Curated product discovery experiences.









Finding great fitness products is not easy.

The industry is notorious for its shady advertising tactics and debatably effective products. I was shopping for a product that solved this problem in my natural bodybuilding niche and couldn't find anything even close to what I was looking for. So, I started GymBag with the goal of creating a trustworthy product discovery experience that gave bodybuilders something to look forward to each month.




End-to-end Product Design, Brand Design and Strategy, E-Commerce and Digital Marketing, Web Design & Development




1 year


I founded GymBag in 2015 with the goal of building a business. I never intended to become a designer...


Rapid testing with concept photos

As soon as I hatched the idea, I grabbed the nearest shoebox, filled it with fitness products, and sent pictures to 5-10 of my friends. Without giving any context, I asked what they thought of it. Some thought it was a real product I had purchased. Their reactions were overwhelmingly positive and sufficiently validating: "That's sweet, where did you get that?"


logo & Packaging

Crafting a STRONG brand

Without a proprietary product, brand was crucial to GymBag's success. I couldn't afford to hire a designer so I designed the brand myself. I tested different fonts, colours, and taglines but settled on a simple, flat logo, a slightly blocky font, and a bold orange to communicate trust, athleticism, and sophistication. 'Embrace The Journey' positively enforced a difficult and endless, but worthwhile fitness journey while being a nudge to stay subscribed.


Web Design & CRO

Building trust through design

Selling online as a new business necessitated a trustworthy website, especially since we wanted to be the trusted source for discovering great products in an often shady space. I launched via Cratejoy in 2015 (left) which was the best platform at the time for subscription boxes, but it didn't have a drag-and-drop designer yet, just rigid templates.

With a specific creative vision in my mind, I learned HTML/CSS as I went, (breaking a lot of stuff along the way) ultimately improving the design enough to increase conversions to 2.5%. That was substantial for a brand new business without much social proof, especially as the highest priced subscription in the niche doing organic-only marketing.

Earlier iterations (template)

Later iterations (custom HTML/CSS)

Later iterations (custom HTML/CSS)


insert cards

Creating a delightful and informative unboxing experience

Aside from packaging, the unboxing experience was our main opportunity to turn a service into a product of its own. So, I did my best to create a memorable experience through the use of insert cards. Each primary card included a note from the curator (me) describing the theme, information about each product, and a chance to win a free box by posting yourself with your box on social media, which:
  • Developed a connection with subscribers over time
  • Grew brand by leveraging customer social networks
  • Painted GymBag as a marketing opportunity to other brands: ↓COGS

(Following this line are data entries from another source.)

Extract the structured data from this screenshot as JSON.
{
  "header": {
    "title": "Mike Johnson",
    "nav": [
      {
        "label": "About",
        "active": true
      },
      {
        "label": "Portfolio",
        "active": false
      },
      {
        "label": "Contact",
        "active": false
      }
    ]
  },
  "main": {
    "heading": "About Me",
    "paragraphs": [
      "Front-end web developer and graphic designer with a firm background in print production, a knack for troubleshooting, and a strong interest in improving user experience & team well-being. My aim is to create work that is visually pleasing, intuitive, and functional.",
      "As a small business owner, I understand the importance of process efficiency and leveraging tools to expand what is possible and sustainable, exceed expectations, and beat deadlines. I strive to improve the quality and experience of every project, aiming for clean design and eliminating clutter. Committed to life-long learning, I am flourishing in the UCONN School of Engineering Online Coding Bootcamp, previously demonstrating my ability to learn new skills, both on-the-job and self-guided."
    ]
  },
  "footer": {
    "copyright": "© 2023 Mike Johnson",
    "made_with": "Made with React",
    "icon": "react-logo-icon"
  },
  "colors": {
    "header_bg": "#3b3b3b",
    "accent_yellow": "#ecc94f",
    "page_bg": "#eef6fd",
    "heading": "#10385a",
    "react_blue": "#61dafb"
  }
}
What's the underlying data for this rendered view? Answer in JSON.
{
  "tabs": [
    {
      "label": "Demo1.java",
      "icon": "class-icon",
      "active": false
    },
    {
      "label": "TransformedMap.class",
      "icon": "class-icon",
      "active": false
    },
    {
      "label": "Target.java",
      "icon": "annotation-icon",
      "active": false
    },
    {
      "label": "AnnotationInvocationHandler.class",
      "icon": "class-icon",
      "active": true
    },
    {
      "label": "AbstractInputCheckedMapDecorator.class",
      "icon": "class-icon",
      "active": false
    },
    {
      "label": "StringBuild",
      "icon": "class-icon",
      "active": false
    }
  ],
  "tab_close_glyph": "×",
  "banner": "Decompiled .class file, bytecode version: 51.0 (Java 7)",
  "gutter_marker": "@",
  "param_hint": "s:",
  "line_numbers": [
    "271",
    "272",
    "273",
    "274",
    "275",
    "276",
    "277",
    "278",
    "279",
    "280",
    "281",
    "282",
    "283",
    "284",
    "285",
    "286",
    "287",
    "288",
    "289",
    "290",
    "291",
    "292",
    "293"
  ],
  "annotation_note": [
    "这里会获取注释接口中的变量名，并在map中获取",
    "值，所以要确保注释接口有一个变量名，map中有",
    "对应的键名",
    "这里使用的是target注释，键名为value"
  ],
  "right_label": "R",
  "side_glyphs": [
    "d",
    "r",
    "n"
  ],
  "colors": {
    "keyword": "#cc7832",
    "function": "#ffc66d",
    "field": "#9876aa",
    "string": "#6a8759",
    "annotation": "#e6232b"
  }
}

Marketing Design

Reaching the fitness community with no budget

At the time, fitness enthusiasts were on Instagram and YouTube; brands like GymShark were new and growing explosively. As one guy with no budget, YouTube seemed like an inefficient use of my time (post-Vine/pre-TikTok), so I focused primarily on growing our Instagram presence organically. I repurposed creative for emails, influencer posts, and more. I also leveraged my sunk costs on any leftover boxes and sent these out for free to influencers and bloggers for exposure and back links.



Sold $30,000


Supported by industry-leading partners


Garnered attention from some pretty cool people

CEO @ Sumo | #30 @ Facebook


Encouraged me to keep at it, rather than taking a job at SumoMe.

#1 Brand in the niche


Earned a cease and desist letter for doing a good job marketing concept photos!


250+ Happy Customers Worldwide


An intensive learning experience

Solve a problem you care deeply about —  When I started GymBag, my thought process was simple: I'm interested in fitness and business and I've found a gap in the market so this makes sense to pursue. The missing piece was that I didn't have a strong personal connection to the problem. The valleys of a startup are not for the faint of heart, so be sure to select a problem so motivating that you will be able to continue working at max capacity through the toughest of times.
Ideas are worthless on their own —  Whether or not you have the right idea from the get-go, building it is always going to be 99% of the challenge. Over time, through much trial and error, your solution is going to morph into something completely alien to many of your initial ideas anyway. So, start with a high-level vision, take the leap, and you will figure much of it out along the way.
Be customer-focused  —  Being a fitness person, I naturally connected more with my customers, so talking to them and working to meet their needs came naturally. Solving problems for people you connect with is intrinsically rewarding, and a genuine desire to be of service to them will always yield a better product.